##### Study material
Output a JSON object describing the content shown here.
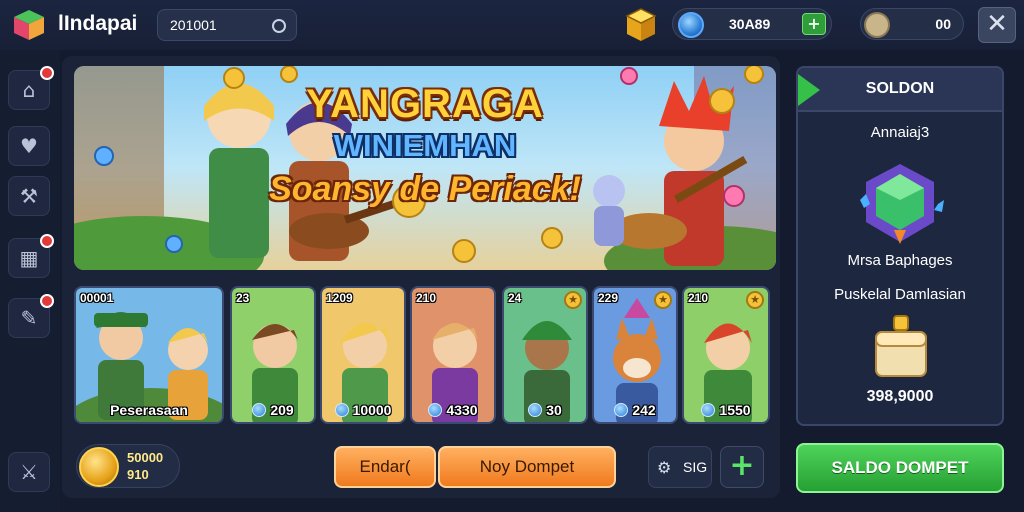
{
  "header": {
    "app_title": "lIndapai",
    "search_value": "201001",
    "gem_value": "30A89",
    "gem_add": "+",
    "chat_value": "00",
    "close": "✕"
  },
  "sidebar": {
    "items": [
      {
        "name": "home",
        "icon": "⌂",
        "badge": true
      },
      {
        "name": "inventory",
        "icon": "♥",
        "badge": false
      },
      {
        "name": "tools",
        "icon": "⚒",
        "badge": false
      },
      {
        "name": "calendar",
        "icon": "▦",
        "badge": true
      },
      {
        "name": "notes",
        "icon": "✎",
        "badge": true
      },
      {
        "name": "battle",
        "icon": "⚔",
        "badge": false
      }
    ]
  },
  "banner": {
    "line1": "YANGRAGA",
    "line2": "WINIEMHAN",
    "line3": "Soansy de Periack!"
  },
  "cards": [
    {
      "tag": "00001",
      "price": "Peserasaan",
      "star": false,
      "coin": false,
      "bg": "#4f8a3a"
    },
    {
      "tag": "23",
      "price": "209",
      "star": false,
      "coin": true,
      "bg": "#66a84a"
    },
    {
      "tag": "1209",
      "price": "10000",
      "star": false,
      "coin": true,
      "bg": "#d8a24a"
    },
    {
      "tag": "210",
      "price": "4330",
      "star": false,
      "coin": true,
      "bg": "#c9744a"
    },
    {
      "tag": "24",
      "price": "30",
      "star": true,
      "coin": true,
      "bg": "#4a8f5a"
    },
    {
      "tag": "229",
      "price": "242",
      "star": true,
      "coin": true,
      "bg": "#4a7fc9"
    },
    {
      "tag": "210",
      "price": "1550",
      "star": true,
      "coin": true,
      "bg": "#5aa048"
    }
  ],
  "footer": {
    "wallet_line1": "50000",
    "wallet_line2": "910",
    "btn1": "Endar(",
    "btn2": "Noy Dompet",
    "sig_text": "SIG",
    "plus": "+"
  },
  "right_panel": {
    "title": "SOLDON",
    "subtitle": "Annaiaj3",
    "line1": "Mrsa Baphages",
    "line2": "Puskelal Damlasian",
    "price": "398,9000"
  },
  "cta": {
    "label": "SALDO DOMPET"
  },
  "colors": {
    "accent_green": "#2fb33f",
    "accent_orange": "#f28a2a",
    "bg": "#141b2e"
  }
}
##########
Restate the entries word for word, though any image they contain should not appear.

Output a JSON object describing the content shown here.
{
  "header": {
    "app_title": "lIndapai",
    "search_value": "201001",
    "gem_value": "30A89",
    "gem_add": "+",
    "chat_value": "00",
    "close": "✕"
  },
  "sidebar": {
    "items": [
      {
        "name": "home",
        "icon": "⌂",
        "badge": true
      },
      {
        "name": "inventory",
        "icon": "♥",
        "badge": false
      },
      {
        "name": "tools",
        "icon": "⚒",
        "badge": false
      },
      {
        "name": "calendar",
        "icon": "▦",
        "badge": true
      },
      {
        "name": "notes",
        "icon": "✎",
        "badge": true
      },
      {
        "name": "battle",
        "icon": "⚔",
        "badge": false
      }
    ]
  },
  "banner": {
    "line1": "YANGRAGA",
    "line2": "WINIEMHAN",
    "line3": "Soansy de Periack!"
  },
  "cards": [
    {
      "tag": "00001",
      "price": "Peserasaan",
      "star": false,
      "coin": false,
      "bg": "#4f8a3a"
    },
    {
      "tag": "23",
      "price": "209",
      "star": false,
      "coin": true,
      "bg": "#66a84a"
    },
    {
      "tag": "1209",
      "price": "10000",
      "star": false,
      "coin": true,
      "bg": "#d8a24a"
    },
    {
      "tag": "210",
      "price": "4330",
      "star": false,
      "coin": true,
      "bg": "#c9744a"
    },
    {
      "tag": "24",
      "price": "30",
      "star": true,
      "coin": true,
      "bg": "#4a8f5a"
    },
    {
      "tag": "229",
      "price": "242",
      "star": true,
      "coin": true,
      "bg": "#4a7fc9"
    },
    {
      "tag": "210",
      "price": "1550",
      "star": true,
      "coin": true,
      "bg": "#5aa048"
    }
  ],
  "footer": {
    "wallet_line1": "50000",
    "wallet_line2": "910",
    "btn1": "Endar(",
    "btn2": "Noy Dompet",
    "sig_text": "SIG",
    "plus": "+"
  },
  "right_panel": {
    "title": "SOLDON",
    "subtitle": "Annaiaj3",
    "line1": "Mrsa Baphages",
    "line2": "Puskelal Damlasian",
    "price": "398,9000"
  },
  "cta": {
    "label": "SALDO DOMPET"
  },
  "colors": {
    "accent_green": "#2fb33f",
    "accent_orange": "#f28a2a",
    "bg": "#141b2e"
  }
}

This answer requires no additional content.